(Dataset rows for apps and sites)
****
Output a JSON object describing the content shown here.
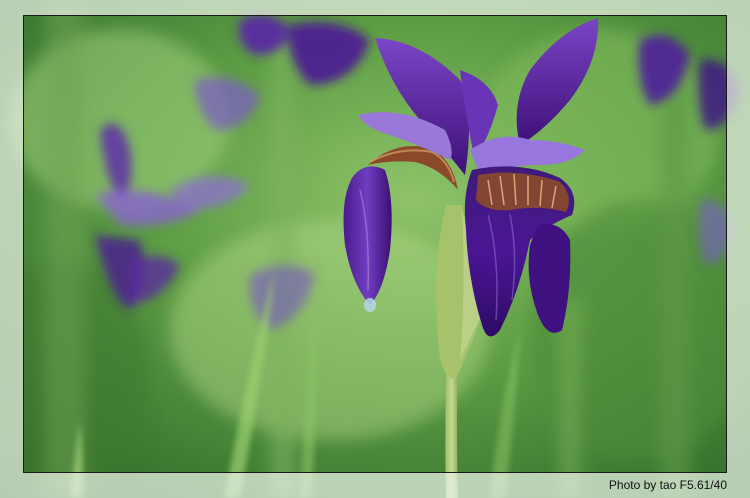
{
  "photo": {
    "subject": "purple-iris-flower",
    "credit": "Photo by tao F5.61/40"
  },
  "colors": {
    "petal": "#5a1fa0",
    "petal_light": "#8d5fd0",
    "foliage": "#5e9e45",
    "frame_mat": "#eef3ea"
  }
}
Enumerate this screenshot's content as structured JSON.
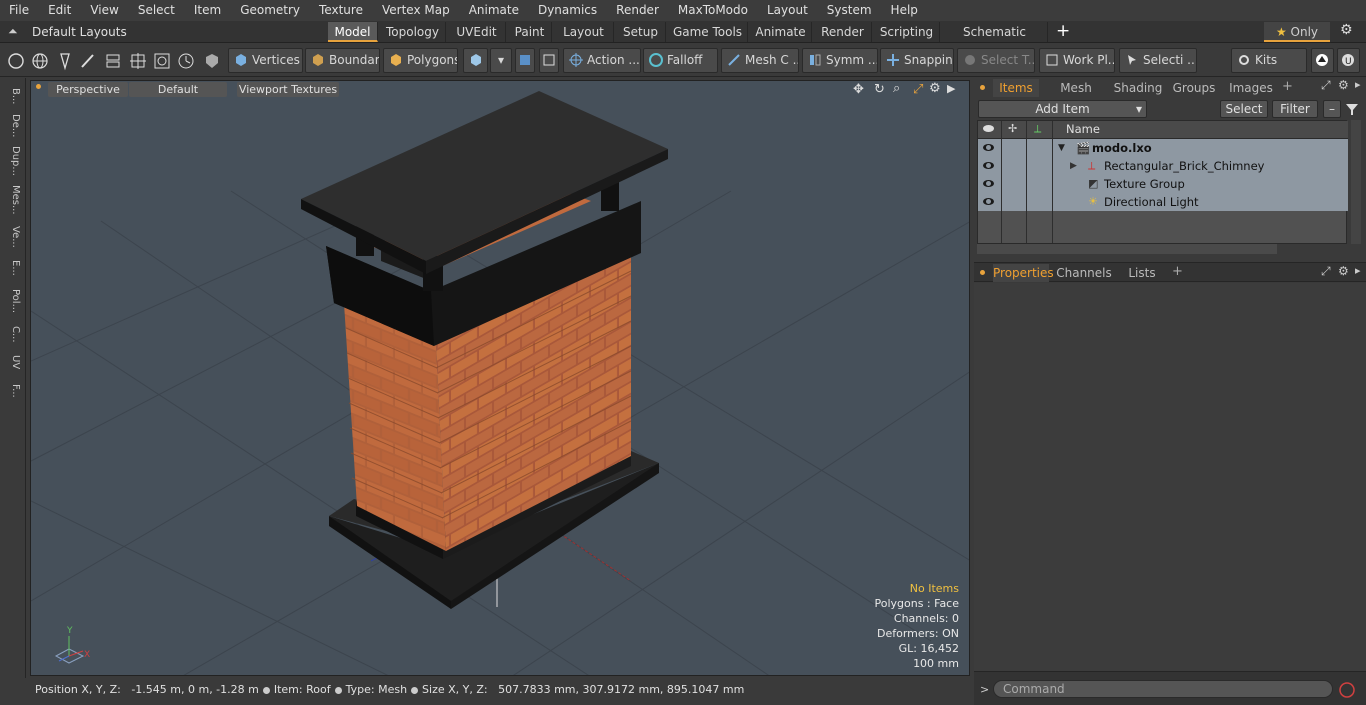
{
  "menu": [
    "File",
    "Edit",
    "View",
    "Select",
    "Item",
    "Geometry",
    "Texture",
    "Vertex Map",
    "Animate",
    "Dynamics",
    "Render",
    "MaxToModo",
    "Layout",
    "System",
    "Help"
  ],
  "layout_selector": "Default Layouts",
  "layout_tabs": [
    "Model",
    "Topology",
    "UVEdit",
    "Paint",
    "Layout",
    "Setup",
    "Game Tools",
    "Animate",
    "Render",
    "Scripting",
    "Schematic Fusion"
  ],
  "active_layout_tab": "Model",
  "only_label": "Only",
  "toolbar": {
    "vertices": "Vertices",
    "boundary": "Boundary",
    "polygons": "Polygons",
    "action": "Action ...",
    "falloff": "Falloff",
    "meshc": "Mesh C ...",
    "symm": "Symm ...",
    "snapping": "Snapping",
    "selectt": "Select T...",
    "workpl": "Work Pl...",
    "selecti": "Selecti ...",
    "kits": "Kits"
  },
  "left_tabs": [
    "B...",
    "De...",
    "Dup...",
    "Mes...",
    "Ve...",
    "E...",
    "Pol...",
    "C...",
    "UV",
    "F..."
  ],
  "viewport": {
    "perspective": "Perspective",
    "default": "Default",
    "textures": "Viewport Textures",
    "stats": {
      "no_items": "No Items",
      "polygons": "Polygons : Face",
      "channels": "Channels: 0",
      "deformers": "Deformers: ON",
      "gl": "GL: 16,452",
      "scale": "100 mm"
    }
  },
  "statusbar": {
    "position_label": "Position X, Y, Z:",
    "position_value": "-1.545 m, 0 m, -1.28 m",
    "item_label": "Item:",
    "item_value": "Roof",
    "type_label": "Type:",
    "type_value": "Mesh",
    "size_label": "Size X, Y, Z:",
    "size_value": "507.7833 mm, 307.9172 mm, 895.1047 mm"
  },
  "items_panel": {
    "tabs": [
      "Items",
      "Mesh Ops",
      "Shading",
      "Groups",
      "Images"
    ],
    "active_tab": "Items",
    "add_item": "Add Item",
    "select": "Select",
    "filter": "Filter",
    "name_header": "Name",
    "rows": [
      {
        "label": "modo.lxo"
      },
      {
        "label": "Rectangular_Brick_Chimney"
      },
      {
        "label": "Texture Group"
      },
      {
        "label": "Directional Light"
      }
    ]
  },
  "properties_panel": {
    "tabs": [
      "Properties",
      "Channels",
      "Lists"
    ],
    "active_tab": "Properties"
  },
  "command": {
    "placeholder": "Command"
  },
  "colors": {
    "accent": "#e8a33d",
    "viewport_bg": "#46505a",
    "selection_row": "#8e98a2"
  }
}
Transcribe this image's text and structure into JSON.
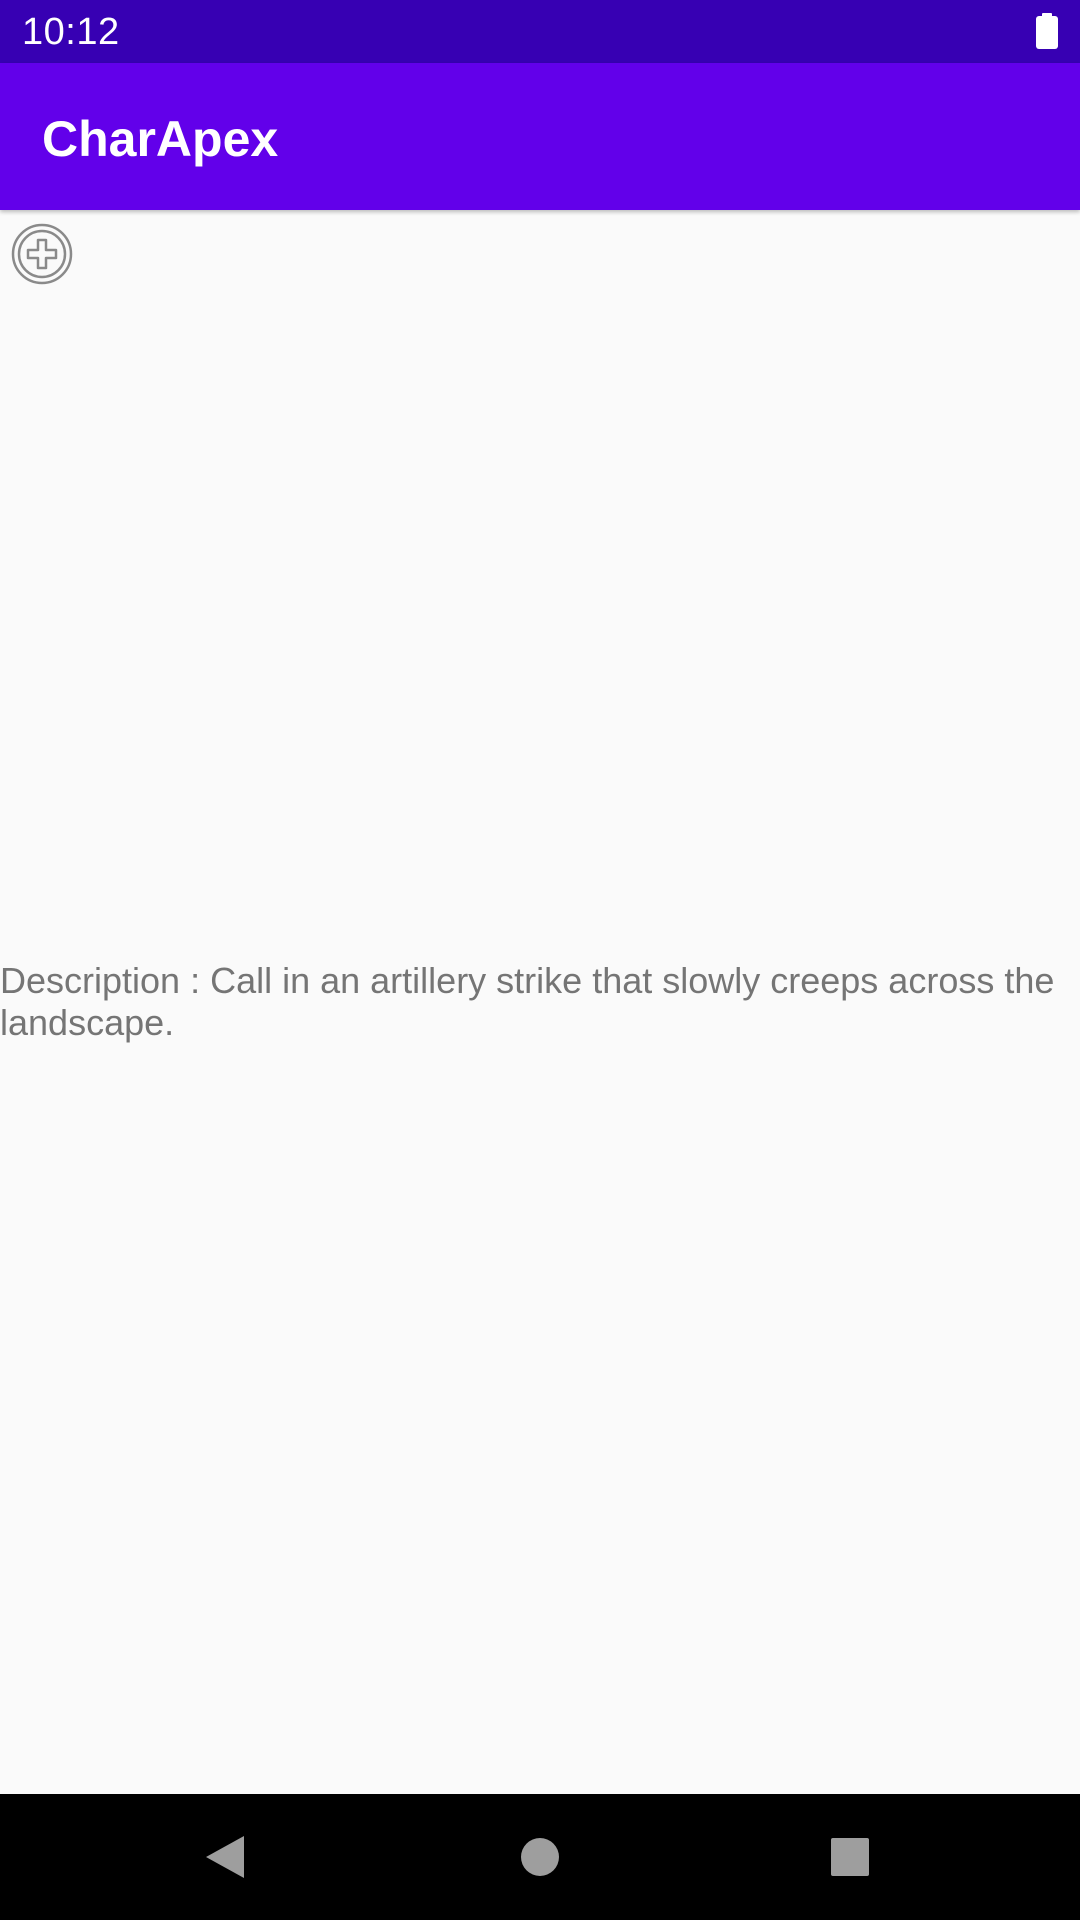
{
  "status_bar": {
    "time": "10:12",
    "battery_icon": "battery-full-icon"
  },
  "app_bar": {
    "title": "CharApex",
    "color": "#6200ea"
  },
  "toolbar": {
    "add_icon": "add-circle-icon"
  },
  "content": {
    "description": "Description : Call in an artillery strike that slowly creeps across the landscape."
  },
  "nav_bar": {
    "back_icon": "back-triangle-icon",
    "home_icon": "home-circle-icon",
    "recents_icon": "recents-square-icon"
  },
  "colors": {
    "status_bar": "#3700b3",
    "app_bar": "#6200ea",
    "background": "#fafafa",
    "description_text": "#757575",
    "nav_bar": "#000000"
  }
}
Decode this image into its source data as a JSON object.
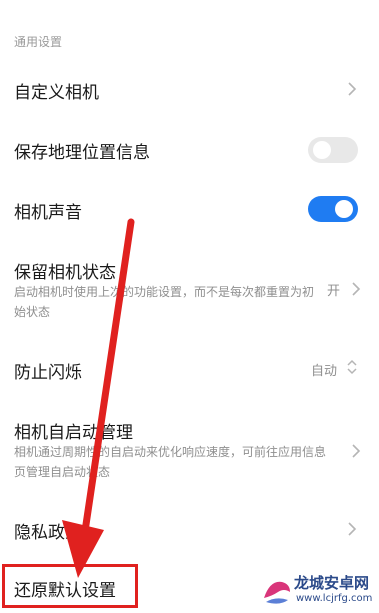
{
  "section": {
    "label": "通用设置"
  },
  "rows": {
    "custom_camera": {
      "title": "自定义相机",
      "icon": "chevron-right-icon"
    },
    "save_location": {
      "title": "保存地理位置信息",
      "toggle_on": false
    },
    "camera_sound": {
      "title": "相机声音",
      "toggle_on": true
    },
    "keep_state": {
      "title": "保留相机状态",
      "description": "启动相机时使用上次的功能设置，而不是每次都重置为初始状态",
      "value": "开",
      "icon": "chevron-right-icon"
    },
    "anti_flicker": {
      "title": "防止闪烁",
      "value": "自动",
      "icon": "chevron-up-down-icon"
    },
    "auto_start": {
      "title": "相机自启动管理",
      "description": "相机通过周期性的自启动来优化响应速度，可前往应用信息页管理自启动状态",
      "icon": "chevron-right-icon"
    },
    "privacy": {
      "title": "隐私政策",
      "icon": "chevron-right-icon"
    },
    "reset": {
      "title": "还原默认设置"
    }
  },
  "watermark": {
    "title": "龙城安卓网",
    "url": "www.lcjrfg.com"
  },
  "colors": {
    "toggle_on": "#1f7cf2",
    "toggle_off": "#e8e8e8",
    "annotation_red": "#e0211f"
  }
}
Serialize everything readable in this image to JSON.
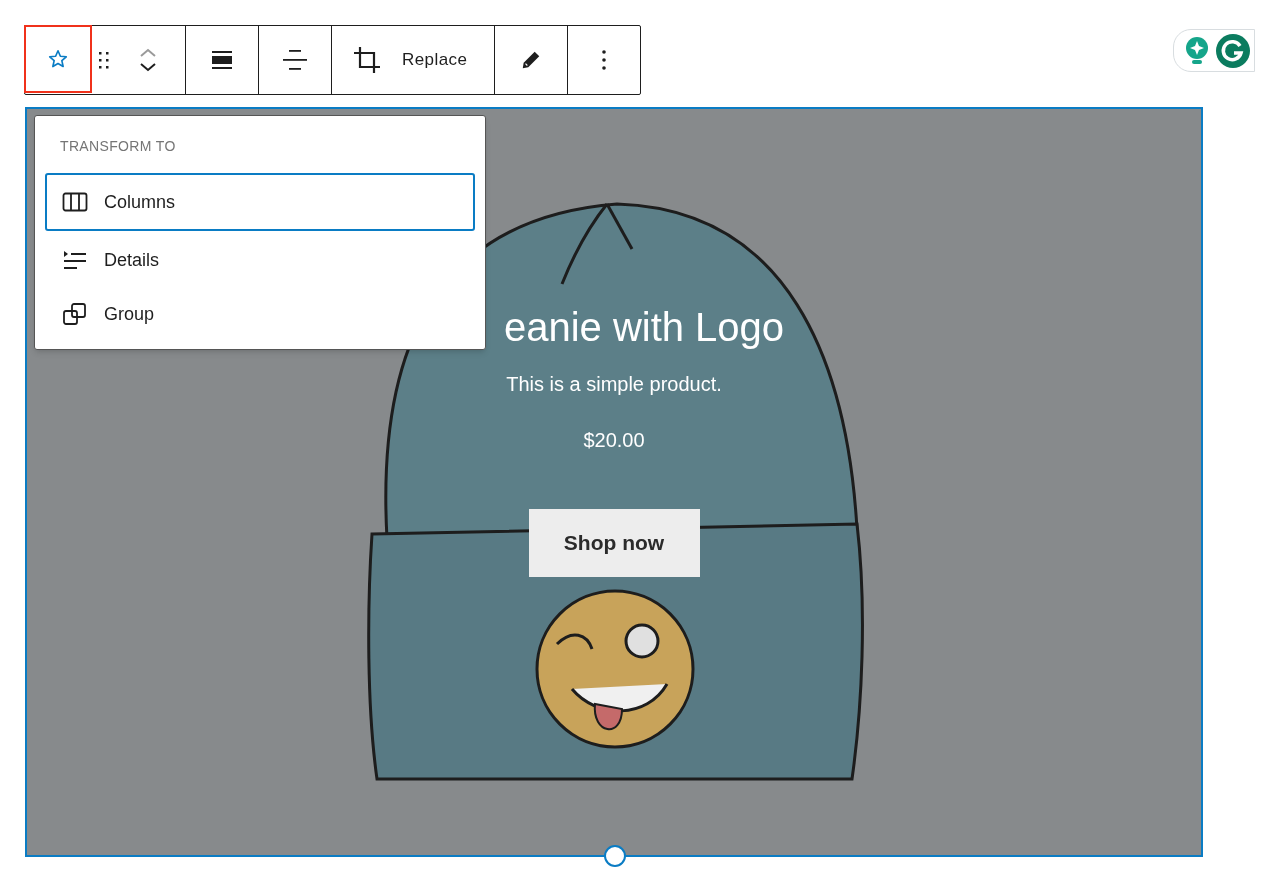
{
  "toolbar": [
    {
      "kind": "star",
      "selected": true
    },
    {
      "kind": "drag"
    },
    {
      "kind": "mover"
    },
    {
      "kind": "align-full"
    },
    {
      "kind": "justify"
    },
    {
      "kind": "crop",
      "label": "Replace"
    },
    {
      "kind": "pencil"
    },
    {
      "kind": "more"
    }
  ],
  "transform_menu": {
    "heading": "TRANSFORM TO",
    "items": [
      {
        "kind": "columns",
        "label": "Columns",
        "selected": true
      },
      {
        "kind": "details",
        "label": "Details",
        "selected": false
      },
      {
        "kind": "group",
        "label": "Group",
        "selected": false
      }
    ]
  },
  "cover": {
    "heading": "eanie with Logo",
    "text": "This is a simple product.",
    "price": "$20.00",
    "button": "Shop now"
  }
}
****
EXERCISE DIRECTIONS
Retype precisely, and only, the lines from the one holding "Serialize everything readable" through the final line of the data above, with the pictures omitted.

YOUR SOLUTION
Serialize everything readable in this image to JSON.
{
  "toolbar": [
    {
      "kind": "star",
      "selected": true
    },
    {
      "kind": "drag"
    },
    {
      "kind": "mover"
    },
    {
      "kind": "align-full"
    },
    {
      "kind": "justify"
    },
    {
      "kind": "crop",
      "label": "Replace"
    },
    {
      "kind": "pencil"
    },
    {
      "kind": "more"
    }
  ],
  "transform_menu": {
    "heading": "TRANSFORM TO",
    "items": [
      {
        "kind": "columns",
        "label": "Columns",
        "selected": true
      },
      {
        "kind": "details",
        "label": "Details",
        "selected": false
      },
      {
        "kind": "group",
        "label": "Group",
        "selected": false
      }
    ]
  },
  "cover": {
    "heading": "eanie with Logo",
    "text": "This is a simple product.",
    "price": "$20.00",
    "button": "Shop now"
  }
}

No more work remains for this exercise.